The Morning Bell: A look at school choice efforts this year
Unable to gain large-scale advances in the Oklahoma Legislature over the last few years, school choice advocates have instead focused on small gains that have slowly expanded the state's voucher program to specific student groups.
This year, ESA and voucher advocates would like to see the scholarship program expanded to more student groups.
"I'd like it to be (expanded) to children of veterans, the other possibility is homeless kids," said Bill Price, a member of the state Board of Education and a supporter of school choice policies. "There are some other student populations that are particularly sympathetic, and that is probably the direction to go until we get enough momentum to get the full-fledged education savings account."
You can read more about the continuing school choice debate and what to look for this legislative session in this story from this week's Oklahoman.
Public-private split in school sports
Blanchard superintendent Jim Beckham will make a proposal today to the Oklahoma Secondary School Activities Association board of directors that would split nonpublic schools from public schools in all OSSAA postseason activities.
The proposal would replace Rule 14, which forces private schools to play a classification higher than its average attendance based on success. It was established in 2011.
“It has proven not to work,” Beckham said. “I think it's had enough time to actually prove it does work or it doesn't. Obviously, to me and a lot of others it hasn't worked.”
The Oklahoman's Jacob Unruh has more.
School archery squads prepare for state shoot

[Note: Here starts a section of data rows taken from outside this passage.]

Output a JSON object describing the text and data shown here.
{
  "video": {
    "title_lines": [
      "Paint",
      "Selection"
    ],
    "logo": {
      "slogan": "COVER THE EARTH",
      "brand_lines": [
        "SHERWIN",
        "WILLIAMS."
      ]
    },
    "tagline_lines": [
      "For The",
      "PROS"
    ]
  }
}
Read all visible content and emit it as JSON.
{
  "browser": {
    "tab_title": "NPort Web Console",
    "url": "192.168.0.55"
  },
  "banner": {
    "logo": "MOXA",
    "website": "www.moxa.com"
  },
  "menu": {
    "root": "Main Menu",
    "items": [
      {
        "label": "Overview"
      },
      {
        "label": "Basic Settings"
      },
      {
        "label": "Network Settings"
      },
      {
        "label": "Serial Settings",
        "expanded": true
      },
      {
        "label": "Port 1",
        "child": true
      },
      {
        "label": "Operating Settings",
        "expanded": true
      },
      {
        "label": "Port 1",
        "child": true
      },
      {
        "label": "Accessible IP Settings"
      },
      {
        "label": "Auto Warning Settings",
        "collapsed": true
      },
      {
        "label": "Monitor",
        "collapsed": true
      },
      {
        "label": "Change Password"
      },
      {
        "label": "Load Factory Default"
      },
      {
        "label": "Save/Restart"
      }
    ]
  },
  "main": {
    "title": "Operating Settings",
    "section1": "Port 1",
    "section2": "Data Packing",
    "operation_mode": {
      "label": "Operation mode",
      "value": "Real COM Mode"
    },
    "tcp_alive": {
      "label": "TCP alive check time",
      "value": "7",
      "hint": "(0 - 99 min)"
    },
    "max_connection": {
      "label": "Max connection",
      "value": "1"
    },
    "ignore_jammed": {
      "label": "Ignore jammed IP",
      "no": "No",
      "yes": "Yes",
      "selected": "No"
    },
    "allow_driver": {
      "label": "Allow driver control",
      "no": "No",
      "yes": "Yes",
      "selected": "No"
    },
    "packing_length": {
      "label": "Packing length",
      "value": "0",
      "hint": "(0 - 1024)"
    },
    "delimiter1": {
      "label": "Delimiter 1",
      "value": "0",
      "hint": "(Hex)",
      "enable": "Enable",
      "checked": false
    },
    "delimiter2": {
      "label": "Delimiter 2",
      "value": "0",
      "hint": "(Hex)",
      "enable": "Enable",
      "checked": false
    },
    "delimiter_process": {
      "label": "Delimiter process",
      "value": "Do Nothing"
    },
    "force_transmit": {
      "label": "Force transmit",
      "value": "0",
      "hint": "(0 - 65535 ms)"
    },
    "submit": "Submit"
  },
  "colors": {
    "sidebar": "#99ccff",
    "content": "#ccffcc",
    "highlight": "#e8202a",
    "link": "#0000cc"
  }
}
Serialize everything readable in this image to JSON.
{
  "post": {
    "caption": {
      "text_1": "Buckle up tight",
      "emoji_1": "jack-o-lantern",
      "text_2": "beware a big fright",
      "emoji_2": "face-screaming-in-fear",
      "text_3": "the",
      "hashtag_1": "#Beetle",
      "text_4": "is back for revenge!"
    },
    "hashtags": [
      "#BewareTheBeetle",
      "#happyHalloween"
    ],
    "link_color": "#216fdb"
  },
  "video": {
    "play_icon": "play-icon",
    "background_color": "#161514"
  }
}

Moore West Junior High hosted its fourth "Moore West Shootout" last weekend at Norman Archery. The tournament is a tune-up for the "Archery in the Schools" state shoot Feb 14-15 at State Fair Park in Oklahoma City.
Eight high school teams, 13 middle school squads, 10 elementary school teams and a total of 574 archers competed in the tournament.

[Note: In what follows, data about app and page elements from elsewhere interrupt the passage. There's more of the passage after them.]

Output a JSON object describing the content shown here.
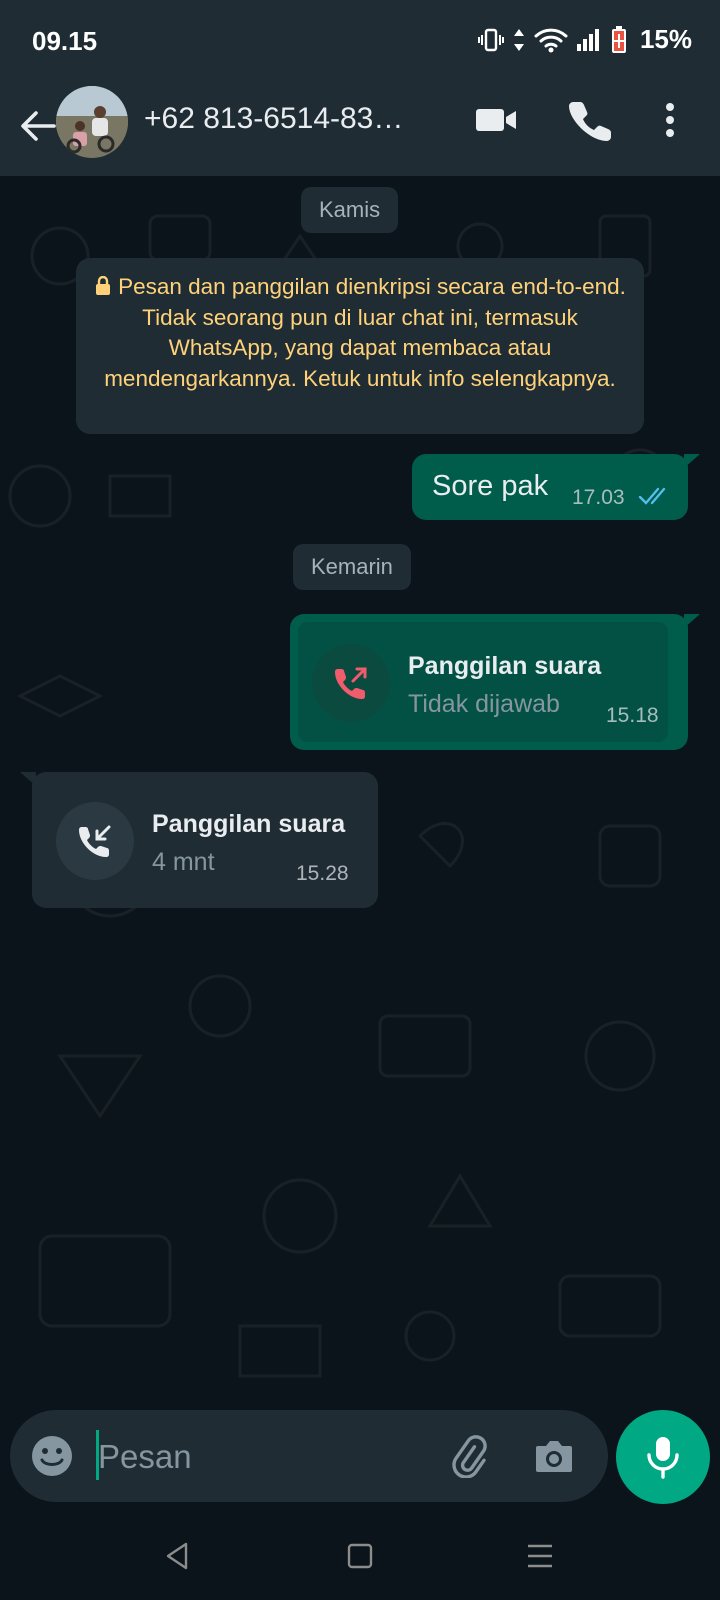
{
  "status_bar": {
    "time": "09.15",
    "battery": "15%",
    "icons": [
      "vibrate-icon",
      "data-arrows-icon",
      "wifi-icon",
      "signal-icon",
      "battery-icon"
    ]
  },
  "header": {
    "contact_name": "+62 813-6514-83…",
    "icons": [
      "back-arrow-icon",
      "video-call-icon",
      "phone-icon",
      "more-vert-icon"
    ]
  },
  "chat": {
    "date_1": "Kamis",
    "encryption_notice": "Pesan dan panggilan dienkripsi secara end-to-end. Tidak seorang pun di luar chat ini, termasuk WhatsApp, yang dapat membaca atau mendengarkannya. Ketuk untuk info selengkapnya.",
    "msg_1": {
      "text": "Sore pak",
      "time": "17.03",
      "status": "read"
    },
    "date_2": "Kemarin",
    "call_1": {
      "title": "Panggilan suara",
      "subtitle": "Tidak dijawab",
      "time": "15.18",
      "direction": "outgoing-missed"
    },
    "call_2": {
      "title": "Panggilan suara",
      "subtitle": "4 mnt",
      "time": "15.28",
      "direction": "incoming"
    }
  },
  "composer": {
    "placeholder": "Pesan",
    "icons": [
      "emoji-icon",
      "attach-icon",
      "camera-icon",
      "mic-icon"
    ]
  },
  "colors": {
    "background": "#0b141a",
    "bar": "#1f2c34",
    "outgoing_bubble": "#005c4b",
    "accent": "#00a884",
    "notice_text": "#ffd279",
    "missed_call": "#f15c6d",
    "read_ticks": "#53bdeb"
  }
}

New program to train future teachers
Tulsa Public Schools has launched an initiative aimed at recruiting and training aspiring teachers in response to an ongoing teacher shortage affecting Oklahoma, reports the Tulsa World.

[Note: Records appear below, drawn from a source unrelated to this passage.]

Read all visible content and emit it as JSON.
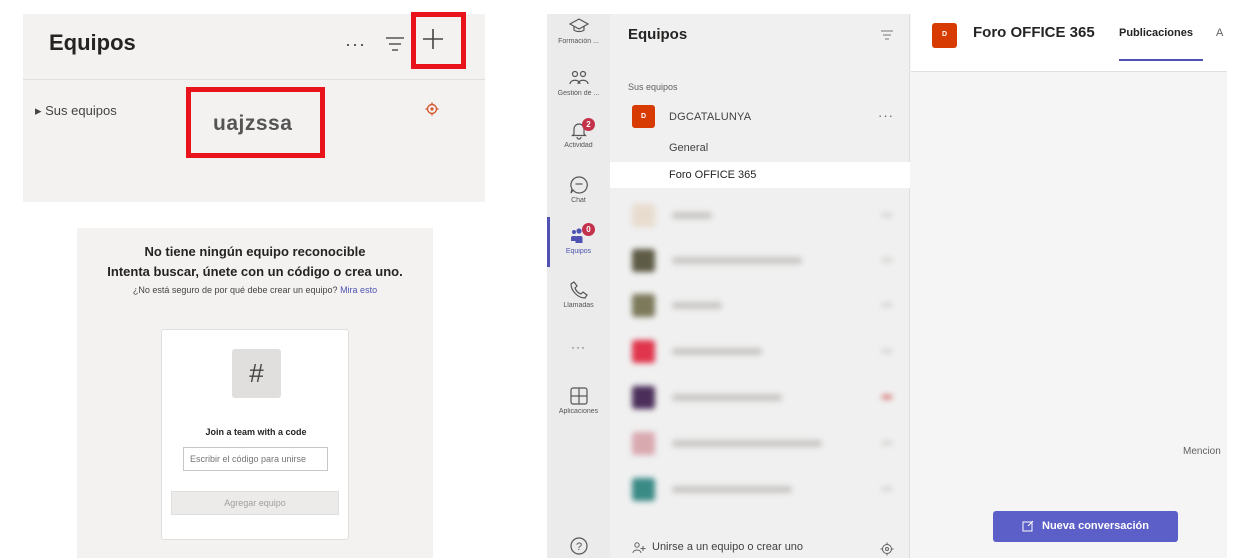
{
  "panel_a": {
    "title": "Equipos",
    "more_label": "···",
    "tree_label": "▸  Sus equipos",
    "team_code": "uajzssa"
  },
  "panel_b": {
    "heading_line1": "No tiene ningún equipo reconocible",
    "heading_line2": "Intenta buscar, únete con un código o crea uno.",
    "help_text": "¿No está seguro de por qué debe crear un equipo?",
    "help_link": "Mira esto",
    "hash_glyph": "#",
    "join_title": "Join a team with a code",
    "code_placeholder": "Escribir el código para unirse",
    "add_button": "Agregar equipo"
  },
  "rail": {
    "items": [
      {
        "label": "Formación ..."
      },
      {
        "label": "Gestión de ..."
      },
      {
        "label": "Actividad",
        "badge": "2"
      },
      {
        "label": "Chat"
      },
      {
        "label": "Equipos",
        "badge": "0"
      },
      {
        "label": "Llamadas"
      },
      {
        "label": "···"
      },
      {
        "label": "Aplicaciones"
      }
    ],
    "help_icon": "?"
  },
  "teams_list": {
    "title": "Equipos",
    "section_label": "Sus equipos",
    "team": {
      "avatar": "D",
      "name": "DGCATALUNYA",
      "more": "···",
      "channels": [
        "General",
        "Foro OFFICE 365"
      ]
    },
    "join_label": "Unirse a un equipo o crear uno"
  },
  "channel": {
    "avatar": "D",
    "title": "Foro OFFICE 365",
    "tab_active": "Publicaciones",
    "tab_next": "A",
    "mention_text": "Mencion",
    "new_conversation_button": "Nueva conversación"
  },
  "colors": {
    "highlight_red": "#e8131b",
    "accent_purple": "#5b5fc7",
    "team_orange": "#d83b01"
  }
}
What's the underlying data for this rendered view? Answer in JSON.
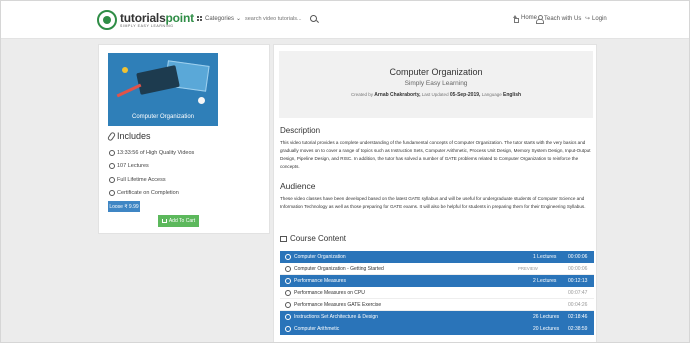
{
  "header": {
    "logo_name_a": "tutorials",
    "logo_name_b": "point",
    "logo_tagline": "SIMPLY EASY LEARNING",
    "categories_label": "Categories",
    "search_placeholder": "search video tutorials...",
    "nav": {
      "home": "Home",
      "teach": "Teach with Us",
      "login": "Login"
    }
  },
  "course_card": {
    "thumb_caption": "Computer Organization",
    "includes_title": "Includes",
    "includes": [
      "13:33:56 of High Quality Videos",
      "107  Lectures",
      "Full Lifetime Access",
      "Certificate on Completion"
    ],
    "price_label": "Loose ₹ 9.99",
    "cart_label": "Add To Cart"
  },
  "hero": {
    "title": "Computer Organization",
    "subtitle": "Simply Easy Learning",
    "created_by_label": "Created by",
    "author": "Arnab Chakraborty,",
    "updated_label": "Last Updated",
    "updated": "05-Sep-2019,",
    "language_label": "Language",
    "language": "English"
  },
  "description": {
    "heading": "Description",
    "text": "This video tutorial provides a complete understanding of the fundamental concepts of Computer Organization. The tutor starts with the very basics and gradually moves on to cover a range of topics such as Instruction Sets, Computer Arithmetic, Process Unit Design, Memory System Design, Input-Output Design, Pipeline Design, and RISC. In addition, the tutor has solved a number of GATE problems related to Computer Organization to reinforce the concepts."
  },
  "audience": {
    "heading": "Audience",
    "text": "These video classes have been developed based on the latest GATE syllabus and will be useful for undergraduate students of Computer Science and Information Technology as well as those preparing for GATE exams. It will also be helpful for students in preparing them for their Engineering Syllabus."
  },
  "content": {
    "heading": "Course Content",
    "preview_label": "PREVIEW",
    "rows": [
      {
        "type": "section",
        "name": "Computer Organization",
        "count": "1 Lectures",
        "duration": "00:00:06"
      },
      {
        "type": "lecture",
        "name": "Computer Organization - Getting Started",
        "preview": true,
        "duration": "00:00:06"
      },
      {
        "type": "section",
        "name": "Performance Measures",
        "count": "2 Lectures",
        "duration": "00:12:13"
      },
      {
        "type": "lecture",
        "name": "Performance Measures on CPU",
        "preview": false,
        "duration": "00:07:47"
      },
      {
        "type": "lecture",
        "name": "Performance Measures GATE Exercise",
        "preview": false,
        "duration": "00:04:26"
      },
      {
        "type": "section",
        "name": "Instructions Set Architecture & Design",
        "count": "26 Lectures",
        "duration": "02:18:46"
      },
      {
        "type": "section",
        "name": "Computer Arithmetic",
        "count": "20 Lectures",
        "duration": "02:38:59"
      }
    ]
  }
}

Tulsa Teacher Corps is aimed at filling the hundreds of instructional vacancies that the state’s second-largest district must deal with every year.
“As we continue to grapple with our state teacher shortage, Tulsa Public Schools is focusing not only on hiring seasoned educators, but also on training and developing new teachers in our first cohort of the Tulsa Teachers Corps,” said Devin Fletcher, the district’s chief talent and learning officer.
Oklahoma pastor: Standing in the gap for our school children
"Our public schools deserve the choice not to be a battleground for politicians," writes Clark Frailey, lead pastor at Coffee Creek Church in Edmond and a leader with Pastors for Oklahoma Kids.
In a recent guest column published in The Oklahoman, Frailey wrote, "The free public education, while guaranteed by our state constitution, is not actually granted by a government, but is a provision of God. Faith convicts us that all children deserve the chance at a great education."
Five things about OKC's new acting superintendent Rebecca Kaye, who prior to coming to Oklahoma City Public Schools worked for Atlanta Public Schools, where she was policy and governance advisor to the superintendent
Lawton's MacArthur High School has been recognized as a 2018 Oklahoma School of Character (KSWO). Last year, the school received two nationally-recognized "Promised Practices in Character Education" awards for their MAC Football Program and their work with the Relay for Life.